Glover is an abusive husband. And when Celie’s sister Nettie comes to stay, herself pregnant by their father, Glover has his eye on her. He follows her to school, trying to impress her with his horse riding, and he tries to rape her, but she fights him off, so he throws her out of the house, despite Celie pleading for her to stay.
Nettie promises to write, but Celie never sees any letters. Mister controls the postbox.
Mister’s son Harpo marries Sophia, played by Oprah Whinfrey, She’s a lot stronger than Celie. When Harpo asks Celie how to handle Sophia, Celie tells him he should beat her.

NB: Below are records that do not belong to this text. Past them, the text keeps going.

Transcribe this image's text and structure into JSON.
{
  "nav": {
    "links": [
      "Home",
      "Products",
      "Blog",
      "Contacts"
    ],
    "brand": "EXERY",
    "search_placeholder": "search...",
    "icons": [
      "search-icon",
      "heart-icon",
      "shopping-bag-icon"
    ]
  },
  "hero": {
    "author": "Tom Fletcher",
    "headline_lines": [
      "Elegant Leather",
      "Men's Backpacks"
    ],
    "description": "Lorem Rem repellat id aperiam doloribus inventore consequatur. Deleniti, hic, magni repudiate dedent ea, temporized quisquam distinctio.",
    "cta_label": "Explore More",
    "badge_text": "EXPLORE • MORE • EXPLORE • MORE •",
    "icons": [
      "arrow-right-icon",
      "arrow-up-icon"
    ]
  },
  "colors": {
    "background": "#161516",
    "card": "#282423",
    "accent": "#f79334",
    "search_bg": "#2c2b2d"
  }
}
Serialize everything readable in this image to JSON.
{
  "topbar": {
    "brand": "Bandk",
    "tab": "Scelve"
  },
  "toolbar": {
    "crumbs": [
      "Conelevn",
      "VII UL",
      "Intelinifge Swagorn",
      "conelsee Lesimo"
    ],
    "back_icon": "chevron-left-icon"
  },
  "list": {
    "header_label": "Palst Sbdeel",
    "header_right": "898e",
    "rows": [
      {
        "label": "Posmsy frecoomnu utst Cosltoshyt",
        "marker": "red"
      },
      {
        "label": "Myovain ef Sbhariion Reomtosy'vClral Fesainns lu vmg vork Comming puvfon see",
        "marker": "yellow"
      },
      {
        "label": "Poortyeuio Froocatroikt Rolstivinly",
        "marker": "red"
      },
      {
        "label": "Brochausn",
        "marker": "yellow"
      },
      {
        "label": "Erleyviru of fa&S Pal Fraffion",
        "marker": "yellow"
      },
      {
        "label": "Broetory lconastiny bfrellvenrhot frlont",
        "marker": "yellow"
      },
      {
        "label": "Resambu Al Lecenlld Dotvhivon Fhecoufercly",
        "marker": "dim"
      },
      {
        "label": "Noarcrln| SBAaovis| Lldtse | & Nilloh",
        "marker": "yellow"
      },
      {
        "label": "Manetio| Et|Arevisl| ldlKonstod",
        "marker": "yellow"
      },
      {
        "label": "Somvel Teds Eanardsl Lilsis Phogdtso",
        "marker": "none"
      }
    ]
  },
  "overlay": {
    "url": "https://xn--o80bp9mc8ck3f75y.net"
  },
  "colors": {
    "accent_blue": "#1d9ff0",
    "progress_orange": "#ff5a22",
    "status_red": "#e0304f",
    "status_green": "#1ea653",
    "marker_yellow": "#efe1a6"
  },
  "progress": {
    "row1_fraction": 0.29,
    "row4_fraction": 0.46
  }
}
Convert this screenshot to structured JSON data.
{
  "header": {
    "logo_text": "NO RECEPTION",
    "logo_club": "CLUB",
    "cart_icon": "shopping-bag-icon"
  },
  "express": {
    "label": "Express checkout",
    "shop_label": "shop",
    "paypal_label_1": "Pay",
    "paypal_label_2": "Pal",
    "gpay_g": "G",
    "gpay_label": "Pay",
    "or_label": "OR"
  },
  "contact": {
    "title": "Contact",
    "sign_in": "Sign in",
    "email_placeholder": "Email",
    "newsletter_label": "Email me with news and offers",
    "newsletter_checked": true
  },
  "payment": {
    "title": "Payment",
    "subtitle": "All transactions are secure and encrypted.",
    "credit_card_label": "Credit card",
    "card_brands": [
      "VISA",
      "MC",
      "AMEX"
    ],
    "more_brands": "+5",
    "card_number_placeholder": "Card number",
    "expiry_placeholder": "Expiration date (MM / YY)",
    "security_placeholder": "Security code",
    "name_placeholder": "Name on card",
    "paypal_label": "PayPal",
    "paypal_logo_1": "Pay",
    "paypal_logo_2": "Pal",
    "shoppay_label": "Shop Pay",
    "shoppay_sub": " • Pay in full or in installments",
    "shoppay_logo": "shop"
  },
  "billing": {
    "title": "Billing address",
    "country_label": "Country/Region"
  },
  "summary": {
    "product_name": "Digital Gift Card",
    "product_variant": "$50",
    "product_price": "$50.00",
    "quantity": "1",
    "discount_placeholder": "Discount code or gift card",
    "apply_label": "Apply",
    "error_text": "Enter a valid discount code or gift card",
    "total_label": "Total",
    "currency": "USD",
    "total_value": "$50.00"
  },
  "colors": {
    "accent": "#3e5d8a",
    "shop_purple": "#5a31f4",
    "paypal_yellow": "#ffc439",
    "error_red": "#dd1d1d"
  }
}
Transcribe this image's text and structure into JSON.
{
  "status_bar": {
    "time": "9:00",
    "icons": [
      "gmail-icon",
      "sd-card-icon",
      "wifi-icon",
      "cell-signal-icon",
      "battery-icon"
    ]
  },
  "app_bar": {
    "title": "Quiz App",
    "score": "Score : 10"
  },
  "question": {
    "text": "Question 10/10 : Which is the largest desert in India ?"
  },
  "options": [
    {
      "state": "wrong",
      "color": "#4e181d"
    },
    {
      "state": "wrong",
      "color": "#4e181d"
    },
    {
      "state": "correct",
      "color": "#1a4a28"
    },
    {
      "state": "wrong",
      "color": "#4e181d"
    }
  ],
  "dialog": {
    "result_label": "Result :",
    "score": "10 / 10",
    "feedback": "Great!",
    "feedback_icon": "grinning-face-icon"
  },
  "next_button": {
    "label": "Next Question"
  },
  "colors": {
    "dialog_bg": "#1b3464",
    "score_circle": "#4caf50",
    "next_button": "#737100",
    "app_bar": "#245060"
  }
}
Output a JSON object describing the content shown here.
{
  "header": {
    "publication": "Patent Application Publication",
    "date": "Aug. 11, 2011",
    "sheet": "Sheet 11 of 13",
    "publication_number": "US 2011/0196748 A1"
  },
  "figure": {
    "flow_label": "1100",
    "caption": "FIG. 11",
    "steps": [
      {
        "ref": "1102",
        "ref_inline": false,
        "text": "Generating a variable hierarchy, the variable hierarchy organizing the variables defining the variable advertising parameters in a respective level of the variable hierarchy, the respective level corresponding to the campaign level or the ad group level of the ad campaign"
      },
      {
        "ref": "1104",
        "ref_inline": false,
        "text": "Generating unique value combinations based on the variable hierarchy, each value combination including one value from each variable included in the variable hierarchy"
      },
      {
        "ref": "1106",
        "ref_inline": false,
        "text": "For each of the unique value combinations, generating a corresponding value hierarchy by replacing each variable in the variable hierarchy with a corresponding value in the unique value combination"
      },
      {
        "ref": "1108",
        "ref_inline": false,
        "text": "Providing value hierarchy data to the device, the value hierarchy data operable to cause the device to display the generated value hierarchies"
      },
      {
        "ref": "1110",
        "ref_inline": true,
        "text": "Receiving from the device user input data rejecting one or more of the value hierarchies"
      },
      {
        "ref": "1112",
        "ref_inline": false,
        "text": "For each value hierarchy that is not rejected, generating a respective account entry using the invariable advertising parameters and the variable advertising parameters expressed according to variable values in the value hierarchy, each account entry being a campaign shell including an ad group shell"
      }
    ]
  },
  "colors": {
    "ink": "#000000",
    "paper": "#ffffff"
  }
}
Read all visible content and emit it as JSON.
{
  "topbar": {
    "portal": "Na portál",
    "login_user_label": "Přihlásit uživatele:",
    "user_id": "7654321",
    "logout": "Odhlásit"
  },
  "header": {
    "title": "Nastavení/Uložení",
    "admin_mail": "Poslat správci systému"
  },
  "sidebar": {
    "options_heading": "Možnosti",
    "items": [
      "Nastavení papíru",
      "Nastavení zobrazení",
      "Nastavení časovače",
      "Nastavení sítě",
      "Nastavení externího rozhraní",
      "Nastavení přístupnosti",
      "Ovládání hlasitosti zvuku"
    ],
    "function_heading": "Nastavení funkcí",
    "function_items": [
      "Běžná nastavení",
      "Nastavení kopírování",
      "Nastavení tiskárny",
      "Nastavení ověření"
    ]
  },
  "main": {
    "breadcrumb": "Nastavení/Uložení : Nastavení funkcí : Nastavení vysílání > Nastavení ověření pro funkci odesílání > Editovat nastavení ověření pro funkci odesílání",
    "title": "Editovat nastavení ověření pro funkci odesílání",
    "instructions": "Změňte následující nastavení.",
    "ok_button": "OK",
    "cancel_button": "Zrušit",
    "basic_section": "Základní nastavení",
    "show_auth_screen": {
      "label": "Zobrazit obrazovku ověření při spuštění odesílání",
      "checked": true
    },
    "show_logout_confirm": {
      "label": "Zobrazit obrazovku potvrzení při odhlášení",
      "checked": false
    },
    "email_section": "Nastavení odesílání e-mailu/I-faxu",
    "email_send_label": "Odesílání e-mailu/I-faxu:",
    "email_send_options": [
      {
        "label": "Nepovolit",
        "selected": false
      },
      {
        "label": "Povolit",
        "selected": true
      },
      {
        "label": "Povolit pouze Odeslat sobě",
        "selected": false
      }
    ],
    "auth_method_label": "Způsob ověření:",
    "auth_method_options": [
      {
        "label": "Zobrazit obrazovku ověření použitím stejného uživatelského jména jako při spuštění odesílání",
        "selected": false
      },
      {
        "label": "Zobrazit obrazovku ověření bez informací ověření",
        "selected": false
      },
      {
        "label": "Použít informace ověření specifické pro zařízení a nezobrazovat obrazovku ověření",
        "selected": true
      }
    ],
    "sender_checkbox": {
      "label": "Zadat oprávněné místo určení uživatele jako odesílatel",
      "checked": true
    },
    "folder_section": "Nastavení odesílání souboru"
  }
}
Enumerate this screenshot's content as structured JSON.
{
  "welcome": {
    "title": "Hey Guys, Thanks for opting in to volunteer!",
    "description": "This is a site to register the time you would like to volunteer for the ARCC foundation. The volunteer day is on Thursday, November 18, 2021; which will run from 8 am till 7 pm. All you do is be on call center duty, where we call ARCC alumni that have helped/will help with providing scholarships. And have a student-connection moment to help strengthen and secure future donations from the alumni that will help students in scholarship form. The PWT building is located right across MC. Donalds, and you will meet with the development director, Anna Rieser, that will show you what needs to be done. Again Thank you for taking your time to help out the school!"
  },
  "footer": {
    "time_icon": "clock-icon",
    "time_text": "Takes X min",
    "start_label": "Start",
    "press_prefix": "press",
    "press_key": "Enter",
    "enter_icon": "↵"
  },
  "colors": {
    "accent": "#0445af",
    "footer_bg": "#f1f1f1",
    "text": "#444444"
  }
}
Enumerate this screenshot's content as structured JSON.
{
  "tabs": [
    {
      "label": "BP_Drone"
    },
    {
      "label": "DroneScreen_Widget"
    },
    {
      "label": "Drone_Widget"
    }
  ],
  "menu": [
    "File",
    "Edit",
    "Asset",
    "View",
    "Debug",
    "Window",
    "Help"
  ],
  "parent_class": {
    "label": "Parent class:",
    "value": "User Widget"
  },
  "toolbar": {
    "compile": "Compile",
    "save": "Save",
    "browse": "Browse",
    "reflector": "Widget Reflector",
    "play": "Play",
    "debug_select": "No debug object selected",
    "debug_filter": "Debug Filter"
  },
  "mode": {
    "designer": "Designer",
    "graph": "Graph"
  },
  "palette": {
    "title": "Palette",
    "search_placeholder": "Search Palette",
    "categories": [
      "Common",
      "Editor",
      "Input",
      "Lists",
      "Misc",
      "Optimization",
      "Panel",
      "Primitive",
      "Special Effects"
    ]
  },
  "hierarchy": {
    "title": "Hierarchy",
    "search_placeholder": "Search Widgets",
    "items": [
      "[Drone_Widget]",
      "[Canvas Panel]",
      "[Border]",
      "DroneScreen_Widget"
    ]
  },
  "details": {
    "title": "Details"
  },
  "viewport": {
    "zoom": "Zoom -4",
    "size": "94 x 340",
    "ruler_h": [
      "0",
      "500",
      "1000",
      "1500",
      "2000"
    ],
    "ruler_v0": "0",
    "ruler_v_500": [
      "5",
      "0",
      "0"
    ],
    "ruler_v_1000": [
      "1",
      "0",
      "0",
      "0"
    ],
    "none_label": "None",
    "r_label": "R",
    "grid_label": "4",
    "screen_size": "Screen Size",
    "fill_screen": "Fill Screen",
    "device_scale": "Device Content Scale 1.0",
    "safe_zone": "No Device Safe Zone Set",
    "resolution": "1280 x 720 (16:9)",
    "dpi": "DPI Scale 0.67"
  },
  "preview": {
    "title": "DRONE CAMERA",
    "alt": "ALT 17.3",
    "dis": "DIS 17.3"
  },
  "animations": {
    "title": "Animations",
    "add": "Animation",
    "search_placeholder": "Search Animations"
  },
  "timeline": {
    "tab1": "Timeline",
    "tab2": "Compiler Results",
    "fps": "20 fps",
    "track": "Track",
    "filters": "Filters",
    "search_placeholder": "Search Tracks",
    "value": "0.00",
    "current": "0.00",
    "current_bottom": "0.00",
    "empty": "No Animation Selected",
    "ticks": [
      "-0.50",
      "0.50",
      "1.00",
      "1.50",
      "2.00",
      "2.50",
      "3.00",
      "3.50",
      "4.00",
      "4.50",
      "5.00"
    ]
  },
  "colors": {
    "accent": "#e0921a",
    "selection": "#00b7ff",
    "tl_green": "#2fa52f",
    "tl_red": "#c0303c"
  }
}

Sophia doesn’t stand for this, and eventually leaves.
Mister has a lover, the singer Shug Avery, who seems, to Celie, to be the most beautiful woman imaginable, and when Mister brings her to the house to stay for a while, Celie falls in love with her.
But Shug leaves for Memphis.
Sophia gets in trouble when a patronising white woman asks her if she’d like to be her maid, and she replies ‘Hell no.’ She’s with Lawrence Fishburne at this time.
The woman’s husband slaps her, so she punches him out, but obviously she’s arrested (after another white man hits her in the face with a wrench) and when she’s eventually released, years later, she’s forced to be the woman’s maid after all.
Even one Christmas, when the woman offers to drive her back to her home to visit her children, who she hasn’t seen since she was arrested, the woman gets flustered driving, and decides she can’t stay and must drive her home.
Shug returns, but now with a husband. And for once, the mail arrives when Mister is busy drinking with Shug’s husband, so Shug picks up the mail, and finds a letter from Nettie. She’s been writing all along, and Mister has been keeping the letters.
Nettie was living in Africa, with the woman who ‘adopted’ Celie’s two children, working as missionaries. Celie and Shug searched and found all the other letters, and pieced together the story.
Nettie was going to try to return to America, but they were going to have problems with the immigration service proving they were Americans.
When Shug again leaves to return to Memphis, Celie goes with her, which she announces at the Christmas dinner table. This is a remarkable scene which also includes Sophia returning to her former strong self.
Celie prospers away from the abusive Mister. Her father dies – he was her stepfather, we learn – and she inherits the house and land.
Then, Mister, who has not been prospering since Celie left, receives a letter for Celie from the Immigration service, and instead of just putting it with the others, he acts on it, doing the first decent thing he’s ever done.
Some time later, a car arrives at Celie’s house – it’s her sister Nettie, with Celie’s children Adam and Olivia. The family are finally together again.
When I first watched this movie, as a young man of barely 20, I don’t think I really liked it. The passage of years has, I think, equipped me to appreciate it rather a lot more. If nothing else, I cried a lot.
It’s not necessarily a perfect film – Spielberg’s instincts for the beauty of the image make this the most beautiful film about incest, rape, spousal abuse and institutional racism you’re likely to see, but the central theme of sisterhood is a powerful one.
Over the end credits, the announcer apologises for getting Alice Walker’s name wrong in the intro, which is nice. I wonder if the duty office got any calls.
BBC Genome: BBC Two – 22nd December 1991 – 21:20
Following this, there’s a trailer for White Mischief (Charles Dance!) and Platoon.
Then there’s the start of Tom Waits’ performance movie, Big Time. The recording stops after a few minutes of this.